(Data excerpts)
- Opening Delimiter -

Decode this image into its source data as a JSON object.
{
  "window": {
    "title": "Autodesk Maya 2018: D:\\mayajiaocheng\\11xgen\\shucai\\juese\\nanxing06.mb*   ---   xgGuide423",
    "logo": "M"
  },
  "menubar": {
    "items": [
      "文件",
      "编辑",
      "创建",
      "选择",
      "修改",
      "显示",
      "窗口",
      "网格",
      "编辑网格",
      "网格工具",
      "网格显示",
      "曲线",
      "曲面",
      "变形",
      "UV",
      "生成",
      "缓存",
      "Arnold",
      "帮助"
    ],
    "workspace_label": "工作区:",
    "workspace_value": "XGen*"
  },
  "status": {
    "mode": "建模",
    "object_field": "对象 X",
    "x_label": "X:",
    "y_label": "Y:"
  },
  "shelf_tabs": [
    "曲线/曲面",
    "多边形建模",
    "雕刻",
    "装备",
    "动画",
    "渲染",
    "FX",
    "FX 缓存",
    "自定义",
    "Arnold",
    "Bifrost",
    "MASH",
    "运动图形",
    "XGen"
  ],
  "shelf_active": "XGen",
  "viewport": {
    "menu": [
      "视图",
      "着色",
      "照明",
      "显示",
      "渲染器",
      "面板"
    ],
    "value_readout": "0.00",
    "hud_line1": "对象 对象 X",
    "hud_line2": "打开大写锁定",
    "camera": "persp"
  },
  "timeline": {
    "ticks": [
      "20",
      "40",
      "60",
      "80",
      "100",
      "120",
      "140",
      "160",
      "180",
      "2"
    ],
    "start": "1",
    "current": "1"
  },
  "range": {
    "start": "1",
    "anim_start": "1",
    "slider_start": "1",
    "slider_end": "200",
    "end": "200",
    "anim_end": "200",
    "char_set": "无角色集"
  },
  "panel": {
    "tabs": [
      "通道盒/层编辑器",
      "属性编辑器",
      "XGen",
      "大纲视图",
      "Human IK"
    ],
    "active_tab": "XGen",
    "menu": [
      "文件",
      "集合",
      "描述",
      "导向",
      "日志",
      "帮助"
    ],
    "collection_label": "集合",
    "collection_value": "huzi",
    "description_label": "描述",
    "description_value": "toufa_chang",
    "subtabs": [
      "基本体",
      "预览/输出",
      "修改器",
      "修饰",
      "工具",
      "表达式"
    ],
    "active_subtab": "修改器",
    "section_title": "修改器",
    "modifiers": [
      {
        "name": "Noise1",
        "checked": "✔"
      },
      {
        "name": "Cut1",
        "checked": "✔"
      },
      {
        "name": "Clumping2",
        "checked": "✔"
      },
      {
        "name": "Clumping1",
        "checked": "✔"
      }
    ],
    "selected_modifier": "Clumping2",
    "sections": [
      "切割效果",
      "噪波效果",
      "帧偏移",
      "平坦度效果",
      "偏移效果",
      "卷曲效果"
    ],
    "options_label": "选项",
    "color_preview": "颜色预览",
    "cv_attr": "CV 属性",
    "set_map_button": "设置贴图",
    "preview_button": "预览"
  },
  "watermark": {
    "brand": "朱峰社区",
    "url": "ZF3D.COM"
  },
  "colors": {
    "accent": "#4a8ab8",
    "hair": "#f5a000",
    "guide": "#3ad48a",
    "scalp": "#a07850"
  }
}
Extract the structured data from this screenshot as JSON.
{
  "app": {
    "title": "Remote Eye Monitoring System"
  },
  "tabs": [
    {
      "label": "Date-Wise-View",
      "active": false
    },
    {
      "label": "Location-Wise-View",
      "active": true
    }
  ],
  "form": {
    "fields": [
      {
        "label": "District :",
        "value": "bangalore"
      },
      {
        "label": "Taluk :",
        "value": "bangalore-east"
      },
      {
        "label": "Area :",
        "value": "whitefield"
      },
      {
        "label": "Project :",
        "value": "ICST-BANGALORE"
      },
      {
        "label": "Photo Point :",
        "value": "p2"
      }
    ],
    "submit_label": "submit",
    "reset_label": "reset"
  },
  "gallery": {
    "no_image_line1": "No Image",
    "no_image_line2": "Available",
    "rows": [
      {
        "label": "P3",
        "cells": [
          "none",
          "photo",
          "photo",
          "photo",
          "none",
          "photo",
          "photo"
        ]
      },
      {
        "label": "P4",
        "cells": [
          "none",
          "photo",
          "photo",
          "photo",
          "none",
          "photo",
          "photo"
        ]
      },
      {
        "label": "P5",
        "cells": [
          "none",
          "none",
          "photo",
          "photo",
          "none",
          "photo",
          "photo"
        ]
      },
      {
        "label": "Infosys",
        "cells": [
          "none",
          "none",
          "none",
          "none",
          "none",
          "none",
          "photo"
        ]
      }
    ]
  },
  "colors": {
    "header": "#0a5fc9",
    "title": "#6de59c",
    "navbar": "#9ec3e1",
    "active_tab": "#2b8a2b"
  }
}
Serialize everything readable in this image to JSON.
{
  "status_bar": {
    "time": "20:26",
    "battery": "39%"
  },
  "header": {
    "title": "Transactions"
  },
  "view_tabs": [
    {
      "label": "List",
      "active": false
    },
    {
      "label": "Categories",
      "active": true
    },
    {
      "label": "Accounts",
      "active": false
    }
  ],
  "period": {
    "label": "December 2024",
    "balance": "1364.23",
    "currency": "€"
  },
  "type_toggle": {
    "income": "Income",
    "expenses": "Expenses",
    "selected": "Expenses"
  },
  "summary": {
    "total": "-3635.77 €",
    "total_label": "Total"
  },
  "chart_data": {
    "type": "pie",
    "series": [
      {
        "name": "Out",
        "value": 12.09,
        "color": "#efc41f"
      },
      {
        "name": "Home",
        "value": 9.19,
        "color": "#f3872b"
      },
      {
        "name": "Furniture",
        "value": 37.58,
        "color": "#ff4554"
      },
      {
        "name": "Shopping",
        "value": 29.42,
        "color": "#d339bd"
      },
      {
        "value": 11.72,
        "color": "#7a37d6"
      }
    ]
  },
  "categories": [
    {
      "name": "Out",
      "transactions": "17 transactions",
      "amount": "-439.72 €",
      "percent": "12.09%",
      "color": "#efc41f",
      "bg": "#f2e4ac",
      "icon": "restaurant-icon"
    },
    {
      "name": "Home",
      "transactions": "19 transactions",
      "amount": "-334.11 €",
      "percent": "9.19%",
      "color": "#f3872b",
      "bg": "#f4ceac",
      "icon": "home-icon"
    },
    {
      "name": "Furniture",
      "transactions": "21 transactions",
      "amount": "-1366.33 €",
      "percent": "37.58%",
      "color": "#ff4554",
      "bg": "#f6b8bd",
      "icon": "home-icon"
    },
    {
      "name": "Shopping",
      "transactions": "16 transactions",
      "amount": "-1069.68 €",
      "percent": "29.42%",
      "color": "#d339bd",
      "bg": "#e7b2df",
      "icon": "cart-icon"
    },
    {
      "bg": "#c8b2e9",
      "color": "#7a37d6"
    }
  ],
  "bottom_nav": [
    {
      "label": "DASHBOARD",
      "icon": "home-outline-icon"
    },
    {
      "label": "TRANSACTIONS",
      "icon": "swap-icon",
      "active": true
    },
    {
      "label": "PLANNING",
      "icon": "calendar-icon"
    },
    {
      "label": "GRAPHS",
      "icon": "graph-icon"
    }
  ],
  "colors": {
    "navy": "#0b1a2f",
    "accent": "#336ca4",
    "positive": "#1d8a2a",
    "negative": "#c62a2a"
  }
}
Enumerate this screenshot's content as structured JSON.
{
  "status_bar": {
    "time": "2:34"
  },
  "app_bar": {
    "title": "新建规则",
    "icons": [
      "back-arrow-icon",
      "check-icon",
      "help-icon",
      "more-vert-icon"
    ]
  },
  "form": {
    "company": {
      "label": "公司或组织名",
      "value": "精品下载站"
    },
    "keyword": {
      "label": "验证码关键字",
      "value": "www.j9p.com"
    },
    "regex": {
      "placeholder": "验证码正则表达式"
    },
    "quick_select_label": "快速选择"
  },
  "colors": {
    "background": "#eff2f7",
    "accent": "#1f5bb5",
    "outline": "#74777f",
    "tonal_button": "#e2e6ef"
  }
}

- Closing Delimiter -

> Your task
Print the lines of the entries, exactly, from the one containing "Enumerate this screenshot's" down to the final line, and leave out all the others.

> Final answer
Enumerate this screenshot's content as structured JSON.
{
  "status_bar": {
    "time": "2:34"
  },
  "app_bar": {
    "title": "新建规则",
    "icons": [
      "back-arrow-icon",
      "check-icon",
      "help-icon",
      "more-vert-icon"
    ]
  },
  "form": {
    "company": {
      "label": "公司或组织名",
      "value": "精品下载站"
    },
    "keyword": {
      "label": "验证码关键字",
      "value": "www.j9p.com"
    },
    "regex": {
      "placeholder": "验证码正则表达式"
    },
    "quick_select_label": "快速选择"
  },
  "colors": {
    "background": "#eff2f7",
    "accent": "#1f5bb5",
    "outline": "#74777f",
    "tonal_button": "#e2e6ef"
  }
}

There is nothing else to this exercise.